We find no reason in equity or in law why the settlement should not be enforced by an injunction against Allied's failure to comply with the license agreement herein. Accordingly, the order of the district court is affirmed. Costs of the appeal are assessed against the appellant. The motion for attorneys' fees and additional costs is denied.
Sitting by designation
We decline the 'suggestion' that we treat definitively of Allied's challenge to certain rulings on motions. The challenge is without merit. As the district court correctly stated, Allied's actions productive of some of the rulings complained of 'could be construed as evidence of a tactic of delay and confusion' which would 'border on bad faith by counsel.'
Allied attempts to raise an issue of indefiniteness in the license. Because the terms attacked were the very terms negotiated through seven drafts to the final satisfaction of Allied, the issue is spurious. Moreover, the issue is raised in this litigation for the first time before us and cannot be considered on this appeal. Wiper v. Great Lakes Engineering Works, 340 F.2d 727 (6th Cir. 1965), cert. den. 382 U.S. 812, 86 S. Ct. 28, 15 L. Ed. 2d 60; Walter v. U.S., 295 F.2d 720 (6th Cir. 1961); Aluminum Co. of America v. Sperry Products, Inc., 285 F.2d 911 (6th Cir. 1960), cert. den. 368 U.S. 890, 82 S. Ct. 139, 7 L. Ed. 2d 87.
In a letter to the district court, Allied's counsel stated a willingness to attend a hearing but stated, 'However' (emphasis in letter), that Aro's 'mere request' for an oral hearing on its motion was insufficient support for 'departure from the long-standing practice in this District for submission of motions on memoranda only.'
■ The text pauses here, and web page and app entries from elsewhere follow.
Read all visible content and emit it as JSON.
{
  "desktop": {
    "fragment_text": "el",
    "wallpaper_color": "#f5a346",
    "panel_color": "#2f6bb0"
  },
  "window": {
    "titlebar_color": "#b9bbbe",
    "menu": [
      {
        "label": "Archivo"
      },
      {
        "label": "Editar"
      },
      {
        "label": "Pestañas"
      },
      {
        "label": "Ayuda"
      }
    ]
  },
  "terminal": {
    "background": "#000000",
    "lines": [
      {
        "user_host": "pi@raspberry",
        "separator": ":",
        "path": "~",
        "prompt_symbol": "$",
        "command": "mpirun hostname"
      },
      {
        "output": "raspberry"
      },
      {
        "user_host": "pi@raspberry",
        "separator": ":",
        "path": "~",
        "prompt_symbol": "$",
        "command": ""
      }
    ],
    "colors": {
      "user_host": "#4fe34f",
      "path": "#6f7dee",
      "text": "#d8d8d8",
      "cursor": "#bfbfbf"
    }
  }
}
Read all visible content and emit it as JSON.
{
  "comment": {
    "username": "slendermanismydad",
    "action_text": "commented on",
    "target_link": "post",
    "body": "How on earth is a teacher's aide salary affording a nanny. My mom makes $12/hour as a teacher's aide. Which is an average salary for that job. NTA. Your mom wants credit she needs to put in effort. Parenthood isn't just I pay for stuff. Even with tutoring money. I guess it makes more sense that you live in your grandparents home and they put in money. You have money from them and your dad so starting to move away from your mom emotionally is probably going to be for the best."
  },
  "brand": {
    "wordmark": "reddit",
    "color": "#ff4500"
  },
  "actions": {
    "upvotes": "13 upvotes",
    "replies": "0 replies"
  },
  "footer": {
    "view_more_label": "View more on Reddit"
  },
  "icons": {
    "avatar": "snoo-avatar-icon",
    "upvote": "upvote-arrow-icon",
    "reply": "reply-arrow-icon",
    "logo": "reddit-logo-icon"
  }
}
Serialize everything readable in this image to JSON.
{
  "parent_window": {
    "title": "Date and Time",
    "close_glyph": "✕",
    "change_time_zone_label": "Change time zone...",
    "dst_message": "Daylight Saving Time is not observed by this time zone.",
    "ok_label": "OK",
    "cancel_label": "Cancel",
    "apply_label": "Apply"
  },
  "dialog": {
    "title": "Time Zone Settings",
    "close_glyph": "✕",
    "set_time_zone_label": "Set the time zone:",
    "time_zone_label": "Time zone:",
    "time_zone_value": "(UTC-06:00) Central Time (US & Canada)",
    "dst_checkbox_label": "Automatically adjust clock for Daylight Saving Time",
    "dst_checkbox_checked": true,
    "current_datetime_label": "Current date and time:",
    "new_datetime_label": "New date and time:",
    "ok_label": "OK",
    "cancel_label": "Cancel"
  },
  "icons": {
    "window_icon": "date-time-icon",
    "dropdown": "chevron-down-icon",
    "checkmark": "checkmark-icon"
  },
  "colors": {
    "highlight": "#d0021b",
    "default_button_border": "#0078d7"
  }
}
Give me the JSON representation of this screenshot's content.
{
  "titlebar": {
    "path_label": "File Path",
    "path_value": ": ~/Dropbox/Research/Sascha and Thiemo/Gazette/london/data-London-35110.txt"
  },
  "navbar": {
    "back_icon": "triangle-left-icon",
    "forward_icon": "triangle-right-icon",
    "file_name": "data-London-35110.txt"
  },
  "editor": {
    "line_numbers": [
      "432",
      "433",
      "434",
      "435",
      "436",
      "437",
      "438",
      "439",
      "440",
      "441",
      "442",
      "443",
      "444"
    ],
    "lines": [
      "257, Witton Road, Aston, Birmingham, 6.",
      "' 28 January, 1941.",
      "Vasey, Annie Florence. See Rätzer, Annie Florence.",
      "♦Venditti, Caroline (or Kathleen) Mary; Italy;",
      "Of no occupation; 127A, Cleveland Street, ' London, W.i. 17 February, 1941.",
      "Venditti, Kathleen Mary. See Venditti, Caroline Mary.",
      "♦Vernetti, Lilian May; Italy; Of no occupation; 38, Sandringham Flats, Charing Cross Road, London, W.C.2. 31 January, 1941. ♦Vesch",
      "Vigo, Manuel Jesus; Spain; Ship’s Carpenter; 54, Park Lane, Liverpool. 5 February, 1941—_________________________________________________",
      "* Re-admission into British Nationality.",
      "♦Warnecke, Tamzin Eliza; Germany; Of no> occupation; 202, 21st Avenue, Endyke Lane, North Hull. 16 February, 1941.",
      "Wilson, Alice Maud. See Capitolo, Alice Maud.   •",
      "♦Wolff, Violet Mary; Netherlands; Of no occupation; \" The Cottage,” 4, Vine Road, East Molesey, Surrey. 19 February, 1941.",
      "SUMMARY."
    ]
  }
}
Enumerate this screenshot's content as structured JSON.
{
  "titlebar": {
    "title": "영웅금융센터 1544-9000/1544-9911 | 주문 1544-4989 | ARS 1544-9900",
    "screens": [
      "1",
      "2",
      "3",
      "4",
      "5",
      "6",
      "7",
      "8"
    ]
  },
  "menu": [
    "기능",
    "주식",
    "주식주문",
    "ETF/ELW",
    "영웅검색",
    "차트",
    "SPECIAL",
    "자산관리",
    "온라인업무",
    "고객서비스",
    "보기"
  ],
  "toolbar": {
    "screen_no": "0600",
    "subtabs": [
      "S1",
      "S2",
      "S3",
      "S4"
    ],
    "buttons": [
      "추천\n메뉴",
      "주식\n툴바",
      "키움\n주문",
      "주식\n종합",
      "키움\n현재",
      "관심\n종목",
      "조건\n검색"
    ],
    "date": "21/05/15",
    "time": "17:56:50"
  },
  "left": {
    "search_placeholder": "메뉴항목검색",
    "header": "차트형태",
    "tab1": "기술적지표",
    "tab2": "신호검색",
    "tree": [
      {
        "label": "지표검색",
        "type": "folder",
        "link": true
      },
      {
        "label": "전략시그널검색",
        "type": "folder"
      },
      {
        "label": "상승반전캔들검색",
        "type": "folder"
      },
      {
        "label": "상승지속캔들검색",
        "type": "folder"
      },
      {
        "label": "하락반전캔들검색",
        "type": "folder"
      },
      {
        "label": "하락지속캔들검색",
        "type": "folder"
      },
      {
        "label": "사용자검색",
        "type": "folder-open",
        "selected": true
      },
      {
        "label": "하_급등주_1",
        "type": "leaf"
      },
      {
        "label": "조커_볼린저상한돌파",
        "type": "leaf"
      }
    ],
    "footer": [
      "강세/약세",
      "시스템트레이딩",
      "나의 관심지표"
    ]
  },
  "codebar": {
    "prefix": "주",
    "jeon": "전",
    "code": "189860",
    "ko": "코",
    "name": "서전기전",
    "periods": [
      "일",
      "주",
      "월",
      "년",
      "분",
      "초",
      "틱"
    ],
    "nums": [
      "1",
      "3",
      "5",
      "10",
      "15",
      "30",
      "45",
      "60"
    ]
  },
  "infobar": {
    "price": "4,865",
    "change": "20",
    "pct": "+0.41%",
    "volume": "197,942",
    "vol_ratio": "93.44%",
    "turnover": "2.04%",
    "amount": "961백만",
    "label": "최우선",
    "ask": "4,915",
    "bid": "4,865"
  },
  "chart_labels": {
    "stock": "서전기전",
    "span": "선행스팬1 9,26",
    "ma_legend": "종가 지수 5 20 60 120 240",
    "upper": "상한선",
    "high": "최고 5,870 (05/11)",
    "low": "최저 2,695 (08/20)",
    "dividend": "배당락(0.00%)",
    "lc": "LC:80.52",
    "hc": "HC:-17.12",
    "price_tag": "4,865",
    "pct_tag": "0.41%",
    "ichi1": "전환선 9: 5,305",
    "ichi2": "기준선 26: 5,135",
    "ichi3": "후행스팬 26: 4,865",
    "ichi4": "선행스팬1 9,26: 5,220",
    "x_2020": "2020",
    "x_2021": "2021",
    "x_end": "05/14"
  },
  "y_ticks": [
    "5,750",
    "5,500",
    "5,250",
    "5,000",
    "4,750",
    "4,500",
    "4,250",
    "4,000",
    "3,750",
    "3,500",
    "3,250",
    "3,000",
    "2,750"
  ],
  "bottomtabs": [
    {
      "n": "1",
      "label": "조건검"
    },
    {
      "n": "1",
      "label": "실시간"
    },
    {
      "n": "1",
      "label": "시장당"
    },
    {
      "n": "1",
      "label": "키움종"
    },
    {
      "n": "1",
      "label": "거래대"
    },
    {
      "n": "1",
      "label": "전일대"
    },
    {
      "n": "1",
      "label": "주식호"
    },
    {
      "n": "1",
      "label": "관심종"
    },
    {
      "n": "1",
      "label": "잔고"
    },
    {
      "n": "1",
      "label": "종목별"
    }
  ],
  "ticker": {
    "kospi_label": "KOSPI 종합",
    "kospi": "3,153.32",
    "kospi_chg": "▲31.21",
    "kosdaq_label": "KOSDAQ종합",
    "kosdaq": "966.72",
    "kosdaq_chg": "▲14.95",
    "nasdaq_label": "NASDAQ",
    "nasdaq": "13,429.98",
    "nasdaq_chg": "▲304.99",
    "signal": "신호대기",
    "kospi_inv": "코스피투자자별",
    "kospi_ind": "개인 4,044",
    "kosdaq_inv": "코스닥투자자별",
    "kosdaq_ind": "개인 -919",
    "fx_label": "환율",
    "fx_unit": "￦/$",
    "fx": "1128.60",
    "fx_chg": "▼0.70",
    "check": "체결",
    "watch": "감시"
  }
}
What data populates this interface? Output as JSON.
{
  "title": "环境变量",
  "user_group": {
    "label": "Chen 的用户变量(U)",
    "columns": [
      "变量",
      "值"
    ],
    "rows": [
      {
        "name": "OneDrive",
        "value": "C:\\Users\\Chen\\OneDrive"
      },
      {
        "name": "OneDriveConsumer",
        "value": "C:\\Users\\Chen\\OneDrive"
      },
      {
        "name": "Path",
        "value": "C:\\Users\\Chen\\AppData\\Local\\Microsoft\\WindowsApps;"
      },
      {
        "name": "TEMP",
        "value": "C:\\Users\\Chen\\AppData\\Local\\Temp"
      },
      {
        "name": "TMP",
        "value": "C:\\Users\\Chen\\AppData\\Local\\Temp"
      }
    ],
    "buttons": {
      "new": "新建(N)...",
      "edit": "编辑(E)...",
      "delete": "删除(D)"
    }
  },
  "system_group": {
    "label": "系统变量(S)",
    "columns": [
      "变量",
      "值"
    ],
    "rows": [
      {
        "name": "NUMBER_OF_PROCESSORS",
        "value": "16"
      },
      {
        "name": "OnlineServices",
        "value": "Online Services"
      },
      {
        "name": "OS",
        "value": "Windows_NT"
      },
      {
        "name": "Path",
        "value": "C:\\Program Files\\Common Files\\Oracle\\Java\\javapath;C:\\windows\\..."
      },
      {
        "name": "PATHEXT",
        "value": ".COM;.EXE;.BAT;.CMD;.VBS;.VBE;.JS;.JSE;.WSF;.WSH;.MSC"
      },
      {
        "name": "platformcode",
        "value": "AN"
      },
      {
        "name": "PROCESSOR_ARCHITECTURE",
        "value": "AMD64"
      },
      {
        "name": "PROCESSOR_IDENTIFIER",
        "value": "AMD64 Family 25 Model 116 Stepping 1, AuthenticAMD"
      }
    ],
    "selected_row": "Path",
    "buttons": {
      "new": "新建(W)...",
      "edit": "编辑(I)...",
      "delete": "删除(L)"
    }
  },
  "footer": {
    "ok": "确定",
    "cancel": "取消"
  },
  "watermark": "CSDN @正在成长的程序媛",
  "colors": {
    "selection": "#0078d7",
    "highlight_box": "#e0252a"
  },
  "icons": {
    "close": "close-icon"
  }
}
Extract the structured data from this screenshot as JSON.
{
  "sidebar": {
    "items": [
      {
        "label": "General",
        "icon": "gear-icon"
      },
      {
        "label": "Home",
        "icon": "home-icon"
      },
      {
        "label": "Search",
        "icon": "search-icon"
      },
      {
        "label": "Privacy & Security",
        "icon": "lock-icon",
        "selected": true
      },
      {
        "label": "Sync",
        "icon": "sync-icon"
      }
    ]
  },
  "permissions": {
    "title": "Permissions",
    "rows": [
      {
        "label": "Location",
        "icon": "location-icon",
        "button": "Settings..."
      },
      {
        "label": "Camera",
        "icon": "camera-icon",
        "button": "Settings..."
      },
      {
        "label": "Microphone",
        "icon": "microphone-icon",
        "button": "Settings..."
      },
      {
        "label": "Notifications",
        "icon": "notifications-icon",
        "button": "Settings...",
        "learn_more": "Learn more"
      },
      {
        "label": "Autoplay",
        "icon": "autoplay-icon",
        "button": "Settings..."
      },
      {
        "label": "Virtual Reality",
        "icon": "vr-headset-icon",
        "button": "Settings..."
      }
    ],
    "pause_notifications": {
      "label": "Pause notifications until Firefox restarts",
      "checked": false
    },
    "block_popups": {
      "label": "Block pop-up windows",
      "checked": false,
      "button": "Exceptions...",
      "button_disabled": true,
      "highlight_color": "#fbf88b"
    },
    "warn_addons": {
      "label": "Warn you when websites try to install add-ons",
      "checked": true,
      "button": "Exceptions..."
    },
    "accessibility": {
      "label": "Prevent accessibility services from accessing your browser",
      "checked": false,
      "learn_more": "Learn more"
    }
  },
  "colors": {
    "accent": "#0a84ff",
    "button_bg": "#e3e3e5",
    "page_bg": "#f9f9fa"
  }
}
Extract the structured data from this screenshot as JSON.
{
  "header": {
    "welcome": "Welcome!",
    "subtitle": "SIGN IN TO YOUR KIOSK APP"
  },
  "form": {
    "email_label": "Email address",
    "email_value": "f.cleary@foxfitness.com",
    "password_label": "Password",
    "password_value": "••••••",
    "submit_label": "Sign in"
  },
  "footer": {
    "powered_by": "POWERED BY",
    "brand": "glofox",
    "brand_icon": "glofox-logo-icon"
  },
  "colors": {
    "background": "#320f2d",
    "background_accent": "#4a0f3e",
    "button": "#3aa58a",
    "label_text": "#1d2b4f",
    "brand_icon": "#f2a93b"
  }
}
Though less often mentioned, there is of course a strong public interest in upholding valid patents and in maintaining incentive to inventors to conceive and disclose patentable solutions to problems of environmental pollution, energy, economy, production, housing and the like, and to investors to risk the sums required for development and marketing of products embodying those solutions. That interest, reflected in the Constitution, Art. I, Sec. 8, is equally injured when invalid patents are held valid as when valid patents are held invalid
The public interest in the peaceful settlement and termination of litigation applies equally to federal and state courts. The effect of the litigation explosion, with its resultant delays, is not limited to federal courts. Transfer of unnecessary and spurious litigation in either direction between federal and state courts does equal harm
In Northern Pacific Railway Co., et al. v. U.S., 356 U.S. 1 (1957), at 10, footnote 8, 78 S. Ct. 514, 520, 2 L. Ed. 2d 545, the Supreme Court stated, 'of course it is common knowledge that a patent does not always confer a monopoly over a particular commodity. Often the patent is limited to a unique form or improvement of the product and the economic power resulting from the patent privileges is slight. * * *.'